Bayeux, France (1944 AD)
The Battle of Normandy was the beginning of the Allies’ counter-offensive in Western Europe and the largest seaborne invasion landing in history. While the campaign lasted for more than month, the definitive day of the battle, June 6, is the one that is best remembered and for which the term D-Day is best associated. Thousands of ships and planes supported the landing of hundreds of thousands of soldiers in what is arguably World War IIs most storied battle. The success of the amphibious assault was followed up by the liberation of northern France and ultimately the collapse of the Third Reich in the west. Of the many places along the Normandy coast associated with the battle, perhaps the most famous and visited is Omaha Beach, site of the bloodiest fighting and home to the American military cemetery.
After the German conquest of France in 1940, the Allies in western Europe were limited to peripheral engagements against the Nazis for the better part of four years. With the exception of the campaigns in Africa and the Mediterranean theater, the British, Americans and other allied nations were not in a realistic position to open up a new front in France. By 1943 the situation had changed dramatically, notably due to the vast Soviet offensives in the east which had drawn away so much of Germany’s forces.
Planning for the invasion had actually begun as early as 1942, and by May 1944 the Allies had assembled the largest amphibious invasion force in history in the southern ports of England. Over a million soldiers from more than a dozen countries were assembled under the command of Dwight Eisenhower, along with over a hundred thousand vehicles, nearly seven thousand warships and landing craft, and countless aircraft. Opposing them along the northern coast of France were hundreds of thousands of heavily armed, well entrenched German soldiers led by veteran commanders Gerd Von Rundstedt and Erwin Rommel.
The ultimate goal of the Normandy campaign was to put sufficient forces in northern France to resist any Germany counteroffensive, and to seize and secure a deep water port. Normandy was chosen as the site of the landings, with Cherbourg as the strategic prize. The battle began late the night of June 5, spearheaded by airborne units with the mission to quickly secure vital rear areas and open the door for the subsequent amphibious landings. The landings followed just after dawn, with tens of thousands of men landed in wave after wave of attack against Hitler’s vaunted Atlantic Wall, a series of defenses which stretched from the border of Spain to Denmark.
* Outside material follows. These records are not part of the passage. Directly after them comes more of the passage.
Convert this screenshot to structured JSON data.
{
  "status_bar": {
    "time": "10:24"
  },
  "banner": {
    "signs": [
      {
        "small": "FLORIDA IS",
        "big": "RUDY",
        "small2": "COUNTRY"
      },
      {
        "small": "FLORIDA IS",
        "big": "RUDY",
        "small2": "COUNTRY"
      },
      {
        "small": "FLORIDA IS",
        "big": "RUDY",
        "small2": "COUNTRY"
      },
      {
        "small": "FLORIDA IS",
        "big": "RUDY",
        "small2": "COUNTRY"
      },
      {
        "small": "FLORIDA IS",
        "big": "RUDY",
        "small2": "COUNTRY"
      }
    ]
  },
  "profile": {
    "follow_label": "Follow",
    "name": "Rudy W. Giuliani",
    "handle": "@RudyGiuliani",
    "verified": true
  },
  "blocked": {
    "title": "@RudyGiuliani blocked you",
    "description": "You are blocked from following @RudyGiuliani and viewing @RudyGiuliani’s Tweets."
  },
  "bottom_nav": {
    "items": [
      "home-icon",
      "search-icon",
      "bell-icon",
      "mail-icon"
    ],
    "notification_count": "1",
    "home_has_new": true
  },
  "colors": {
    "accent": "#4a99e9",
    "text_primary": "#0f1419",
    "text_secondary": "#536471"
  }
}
Five beachheads were established, Sword, Juno and Gold by the British and Canadians; and Omaha and Utah by the Americans. The most famous and bloodiest action by far was that at Omaha Beach, where the Germans put up the stiffest resistance. Despite fierce fighting Omaha was eventually taken, along with the rest of the beaches, and most of the Allied gains were linked up and consolidated within a couple of days. Much of Northern France was in Allied hands by the time the campaign was technically ended in July.
Virtually the entire length of beach in Normandy witnessed fighting on June 6, 1944, and there are a number of sites worth visiting, including surviving sections of the Atlantic Wall, commemorative monuments and cemeteries. The most popular site for most visitors is the American cemetery at Omaha beach, where the most fiercest fighting of the battle took place. Just a few miles inland from the beaches is the D-Day Museum in Bayeux, which houses artifacts of the battle and serves as an important hub for the region.
The Normandy beaches are located just north of the city of Bayeux, approximately twenty miles northwest of Caen and 130 miles northwest of Paris. Bayeux is the primary hub for visitors to the battle sites, and is home to the Memorial Museum of the Battle of Normandy. The American Cemetery and Omaha Beach are located at the nearby village of Colleville-sur-Mer. No admission information was available as of the time of this writing. Web: www.abmc.gov/cemeteries/no (official website).